Britain and the United States began to change their attitude towards Japan and exerted some influence on the Chiang Kai-shek government in its policy towards Japan after Japanese imperialism occupied Shanhaikuan and penetrated into northern China in 1933, and especially after the conclusion of the "Ho-Umezu Agreement" (see Note 1, p. 276) in 1935, which directly jeopardized their imperialist interests in northern and central China. During the Sian Incident of 1936, Britain suggested rejection of Japanese demands prejudicial to British interests in China and even intimated that, provided the Chiang Kai-shek government maintained its rule over the Chinese people, it would not be a bad thing for it to "form some sort of alliance with the Communist Party" so as to deal a blow to the Japanese policy of aggression.
In June 1936, Li Tsung-jen and Pai Chung-hsi, warlords of Kwangsi, and Chen Chi-tang, warlord of Kwangtung, jointly declared their opposition to Chiang Kai-shek under the pretext of "resisting Japan and saving the nation". In August their opposition melted away before Chiang Kai-shek's tactics of bribery and divide and rule.
The Japanese forces and puppet troops began to invade Suiyuan in August 1936. In November, the Chinese troops there fought back and the people throughout the country started a movement in support of their fight.
After the "Ho-Umezu Agreement" of 1935, the Nanking Kuomintang government took a firmer attitude towards Japan under the pressure of the people's rising anti-Japanese sentiment and under the impact of the stiffer policy the British and U.S. imperialists were adopting towards Japan. The Kuomintang government used stalling tactics in the negotiations with Japan from September to December 6, which ended without result.
This was the meeting of the Central Executive Committee of the Kuomintang on February 15, 1937 after the peaceful settlement of the Sian Incident.
Ah Q is the leading character in The True Story of Ah Q, the famous novel by the great Chinese writer Lu Hsun. Ah Q typifies all those who compensate themselves for their failures and setbacks in real life by regarding them as moral or spiritual victories.
In the stage of China's bourgeois-democratic revolution, the Communists agreed with the basic points of Sun Yat-sen's programme and co-operated with him, which did not mean that they agreed with the bourgeois and petty-bourgeois world outlook or ideological system of which he was the exponent. As the vanguard of the Chinese proletariat, the Chinese Communists had an entirely different world outlook or ideological system and theoretical approach to the national and other problems, from those of Sun Yat-sen.

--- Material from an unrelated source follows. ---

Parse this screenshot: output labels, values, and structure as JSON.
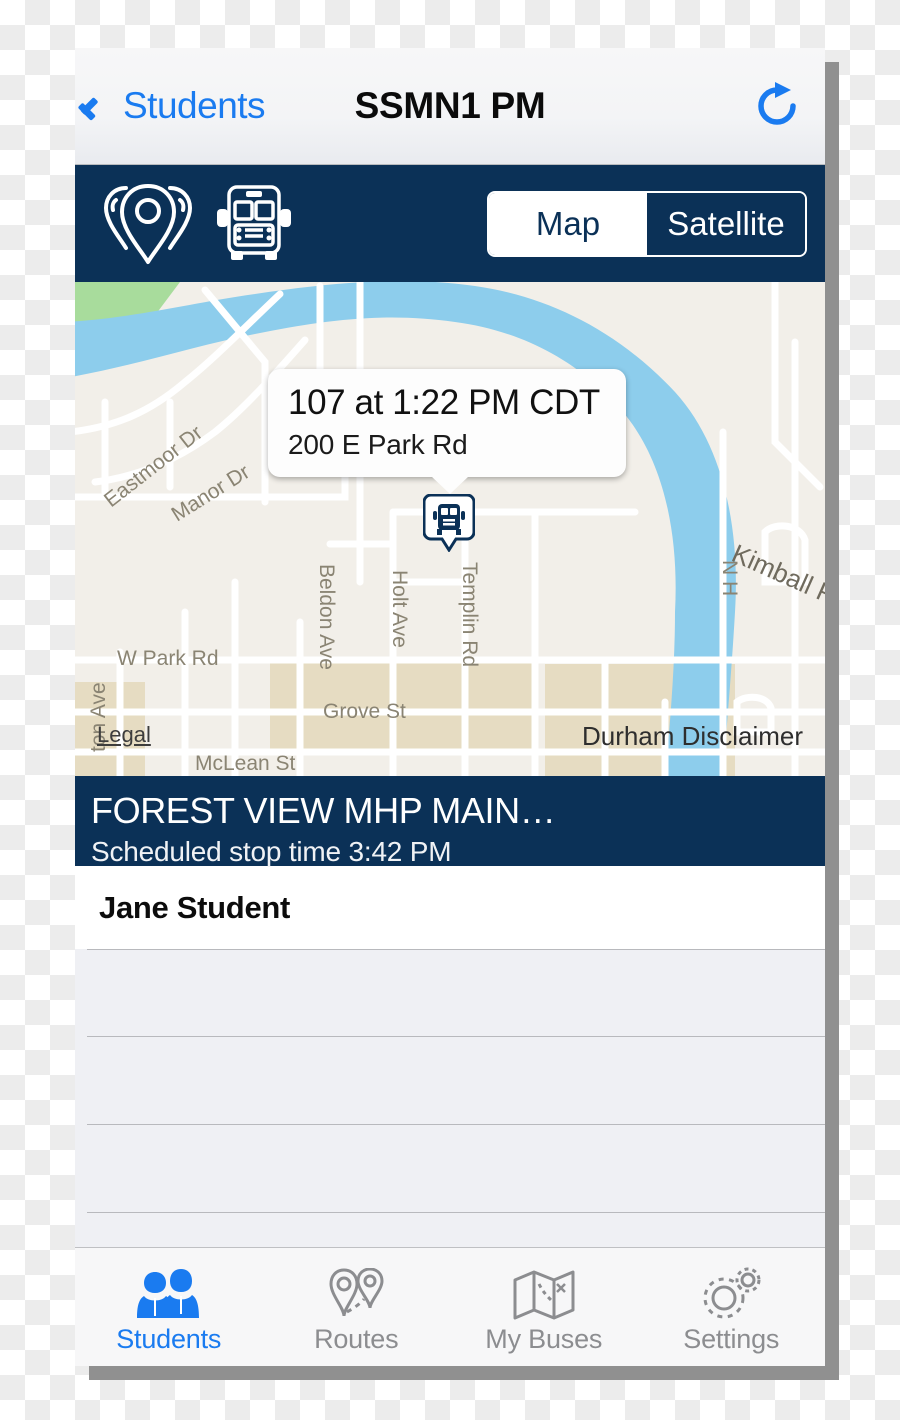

Reorganized by Sun Yat-sen in 1924, the Kuomintang became a revolutionary alliance of several classes, which members of the Communist Party joined
in their individual capacity. After its betrayal of the revolution in 1927, the Kuomintang carried out what it called a "party purge" throughout the country, butchering the Communists and many of its own left-wingers who genuinely supported Dr. Sun Yat-sen's Three Great Policies. From then on the Kuomintang became the counter-revolutionary political party of the big landlords and big bourgeoisie.
This refers to the situation created by the opportunist leadership of the Central Committee of the Party in the first half of 1927.